For example, in 2014, it removed over 89 million pounds of packaging materials from the market compared to the prior year, resulting in $48m of cost savings. It also used over 130 million pounds of food-grade recycled polyethylene terephthalate (rPET) in its packaging, an increase of nearly 25% versus 2013. It is now working to increase the percentage of beverage containers recycled in the US (PepsiCo 2014 Sustainability Report).
Innovation and design
Bruce Hannant, global head of design, Mars, and Moftah Samir, R&D market leader, Mars, will discuss embracing risk to improve the chance of launching ‘breakthrough’ products at the F&B Innovation conference (October 28-29).
Mars chocolate UK design team won silver in the DBA (Design Business Association) Design Effectiveness Awards 2015 in the Packaging: Branded Food category for its MaltEaster Bunny.
It introduced Maltesers MaltEaster in 2009 to disrupt the market at Easter time by producing something that portrayed the Maltesers brand. The design needed to be fun and novel, standing out through inspired graphics and structure.
Five years since the launch the MaltEaster bunny range is seeing year-on-year growth, gaining more in-store space. The range has grown considerably within season and into additional seasons, with the Merryteaser Reindeer product launched for Christmas 2013.
The MaltEaster is considered ‘Best in Class’ by Mars and has inspired future projects. The bunny brought 246,000 new customers to the Easter Self-Eat segment of the market and reinforced to the trade that Mars could deliver successful seasonal propositions.
“The DBA Design Effectiveness Awards objectively demonstrate Mars Design team’s value back to the business and give the team time to reflect and celebrate their successes.

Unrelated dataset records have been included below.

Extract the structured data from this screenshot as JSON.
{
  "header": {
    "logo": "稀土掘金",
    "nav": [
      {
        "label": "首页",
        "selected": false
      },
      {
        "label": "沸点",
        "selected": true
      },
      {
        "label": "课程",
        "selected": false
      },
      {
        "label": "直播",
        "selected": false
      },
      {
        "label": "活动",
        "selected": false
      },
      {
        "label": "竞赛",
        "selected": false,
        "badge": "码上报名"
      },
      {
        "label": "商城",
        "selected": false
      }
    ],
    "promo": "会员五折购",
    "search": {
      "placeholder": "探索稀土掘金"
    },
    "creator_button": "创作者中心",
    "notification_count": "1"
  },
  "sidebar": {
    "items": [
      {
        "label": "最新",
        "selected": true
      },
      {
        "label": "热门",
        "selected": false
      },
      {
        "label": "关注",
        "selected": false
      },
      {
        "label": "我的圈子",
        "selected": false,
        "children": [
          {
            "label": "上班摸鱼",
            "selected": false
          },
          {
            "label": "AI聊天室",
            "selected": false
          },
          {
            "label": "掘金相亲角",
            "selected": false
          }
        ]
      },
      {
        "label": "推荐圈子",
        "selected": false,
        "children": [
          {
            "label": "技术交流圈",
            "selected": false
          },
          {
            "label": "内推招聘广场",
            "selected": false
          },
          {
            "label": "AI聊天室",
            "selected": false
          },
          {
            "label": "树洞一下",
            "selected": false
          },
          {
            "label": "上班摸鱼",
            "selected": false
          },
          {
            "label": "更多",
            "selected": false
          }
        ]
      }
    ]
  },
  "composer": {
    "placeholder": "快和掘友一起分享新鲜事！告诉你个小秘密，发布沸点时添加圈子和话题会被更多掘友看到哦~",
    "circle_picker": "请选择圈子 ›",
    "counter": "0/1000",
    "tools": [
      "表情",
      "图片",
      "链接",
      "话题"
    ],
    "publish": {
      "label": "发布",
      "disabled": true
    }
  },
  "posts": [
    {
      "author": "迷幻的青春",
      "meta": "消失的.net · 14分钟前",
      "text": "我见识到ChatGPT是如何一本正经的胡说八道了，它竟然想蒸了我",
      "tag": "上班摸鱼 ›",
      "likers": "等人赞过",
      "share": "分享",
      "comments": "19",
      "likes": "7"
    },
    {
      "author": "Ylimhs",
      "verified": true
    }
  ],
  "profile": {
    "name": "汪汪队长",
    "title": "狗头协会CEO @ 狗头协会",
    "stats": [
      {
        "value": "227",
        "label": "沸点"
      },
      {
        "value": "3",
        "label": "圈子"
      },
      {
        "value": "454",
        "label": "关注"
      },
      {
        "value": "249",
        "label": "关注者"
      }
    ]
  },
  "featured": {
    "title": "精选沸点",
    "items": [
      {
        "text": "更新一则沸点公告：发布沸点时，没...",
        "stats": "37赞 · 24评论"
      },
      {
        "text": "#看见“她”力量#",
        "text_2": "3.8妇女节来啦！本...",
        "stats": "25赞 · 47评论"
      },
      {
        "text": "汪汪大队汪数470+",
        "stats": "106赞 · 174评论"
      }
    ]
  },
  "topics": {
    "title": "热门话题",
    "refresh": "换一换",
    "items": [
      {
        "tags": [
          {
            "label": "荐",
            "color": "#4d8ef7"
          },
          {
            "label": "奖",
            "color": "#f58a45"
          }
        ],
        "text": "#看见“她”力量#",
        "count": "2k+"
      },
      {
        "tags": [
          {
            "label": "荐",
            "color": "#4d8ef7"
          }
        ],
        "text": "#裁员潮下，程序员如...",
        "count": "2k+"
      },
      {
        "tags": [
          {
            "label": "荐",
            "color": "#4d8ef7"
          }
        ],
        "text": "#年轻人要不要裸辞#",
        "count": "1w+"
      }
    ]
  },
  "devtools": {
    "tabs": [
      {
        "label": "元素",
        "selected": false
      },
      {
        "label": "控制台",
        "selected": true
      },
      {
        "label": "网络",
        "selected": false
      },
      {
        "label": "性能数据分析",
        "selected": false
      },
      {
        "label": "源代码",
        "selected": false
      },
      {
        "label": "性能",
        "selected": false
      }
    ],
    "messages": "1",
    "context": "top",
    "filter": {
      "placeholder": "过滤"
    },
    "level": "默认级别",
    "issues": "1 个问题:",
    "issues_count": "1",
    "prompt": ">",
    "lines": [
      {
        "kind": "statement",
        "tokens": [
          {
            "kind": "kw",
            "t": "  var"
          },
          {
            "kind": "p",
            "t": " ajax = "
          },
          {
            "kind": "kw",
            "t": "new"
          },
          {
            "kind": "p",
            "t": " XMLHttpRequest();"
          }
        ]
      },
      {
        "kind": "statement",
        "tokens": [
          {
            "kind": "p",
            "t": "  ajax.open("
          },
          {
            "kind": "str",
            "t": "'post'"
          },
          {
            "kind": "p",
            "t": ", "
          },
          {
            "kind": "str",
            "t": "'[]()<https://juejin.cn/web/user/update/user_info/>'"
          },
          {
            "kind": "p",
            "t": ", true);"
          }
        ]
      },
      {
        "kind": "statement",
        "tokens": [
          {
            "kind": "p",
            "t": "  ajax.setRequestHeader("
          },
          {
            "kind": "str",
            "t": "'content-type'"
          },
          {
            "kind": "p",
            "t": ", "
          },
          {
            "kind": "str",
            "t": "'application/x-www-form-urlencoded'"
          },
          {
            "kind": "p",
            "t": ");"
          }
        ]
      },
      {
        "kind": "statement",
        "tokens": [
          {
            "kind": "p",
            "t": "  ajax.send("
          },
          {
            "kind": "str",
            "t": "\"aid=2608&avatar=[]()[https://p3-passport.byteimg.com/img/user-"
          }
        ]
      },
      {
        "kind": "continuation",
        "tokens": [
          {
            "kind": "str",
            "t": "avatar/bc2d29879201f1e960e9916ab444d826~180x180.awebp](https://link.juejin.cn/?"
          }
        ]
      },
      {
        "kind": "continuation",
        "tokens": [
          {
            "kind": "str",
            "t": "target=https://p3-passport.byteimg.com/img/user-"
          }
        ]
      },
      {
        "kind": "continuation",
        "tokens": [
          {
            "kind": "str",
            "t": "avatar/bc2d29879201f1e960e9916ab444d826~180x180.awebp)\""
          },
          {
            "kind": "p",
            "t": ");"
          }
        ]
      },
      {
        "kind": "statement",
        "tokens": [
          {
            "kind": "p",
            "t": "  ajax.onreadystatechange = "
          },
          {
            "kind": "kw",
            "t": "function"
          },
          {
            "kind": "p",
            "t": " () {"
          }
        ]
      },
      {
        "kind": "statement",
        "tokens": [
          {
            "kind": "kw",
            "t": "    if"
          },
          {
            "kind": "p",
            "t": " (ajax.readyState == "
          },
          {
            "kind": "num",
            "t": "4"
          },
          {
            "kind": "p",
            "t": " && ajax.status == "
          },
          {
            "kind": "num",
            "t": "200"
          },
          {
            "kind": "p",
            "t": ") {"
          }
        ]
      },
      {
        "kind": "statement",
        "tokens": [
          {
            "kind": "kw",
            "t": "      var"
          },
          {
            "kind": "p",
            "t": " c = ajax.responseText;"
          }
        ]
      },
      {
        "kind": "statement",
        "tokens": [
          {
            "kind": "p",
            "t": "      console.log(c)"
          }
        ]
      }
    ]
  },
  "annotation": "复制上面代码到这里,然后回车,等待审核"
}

On top of this, we’re able to continue attracting top talent from the industry,” said Hannant.
How are regulatory standards addressing changing consumer needs?
Eyad Attari, regulatory and scientific manager, Fonterra, will take part in a panel discussion about Standards Vs Innovation on day one of the F&B Innovation conference (October 28).
According to Fonterra, doing business in many different countries and cultures can sometimes be challenging because of different regulations, standards or commonly accepted practices.
Three main trends driving development in dairy right now are: the growing Asian market, the increasing scientific evidence that protein is important for health, and the demand for healthy food and beverages, according to Dr Nick Robinson, beverage applications manager, Fonterra.
He said the changing consumer dynamic within Asia has created a huge group of consumers who see dairy as fundamentally good everyday nutrition. But they are looking for different kinds of products to those in traditional dairy markets, with different sensory and texture requirements.
A growing awareness of protein in a healthy diet, is continuing to support the positives of dairy protein – especially in the diets of children through to the elderly. This in turn will fuel further innovation as it becomes clear how dairy nutrition can be tied to health benefits.
“The future of functional dairy is still bright for Europe, even though there has been much debate around EU health claims approvals – in fact, we see the high hurdle for EU claims as a positive,” said Robinson.
“The nutritional value and nutritional density of milk is well recognised globally by international organisations such as the World Health Organisation. In Europe, dairy ingredients have performed well in the health claim substantiation arena, and health claims on major milk constituents such as protein and calcium have received positive opinions from the European Food Safety Authority.”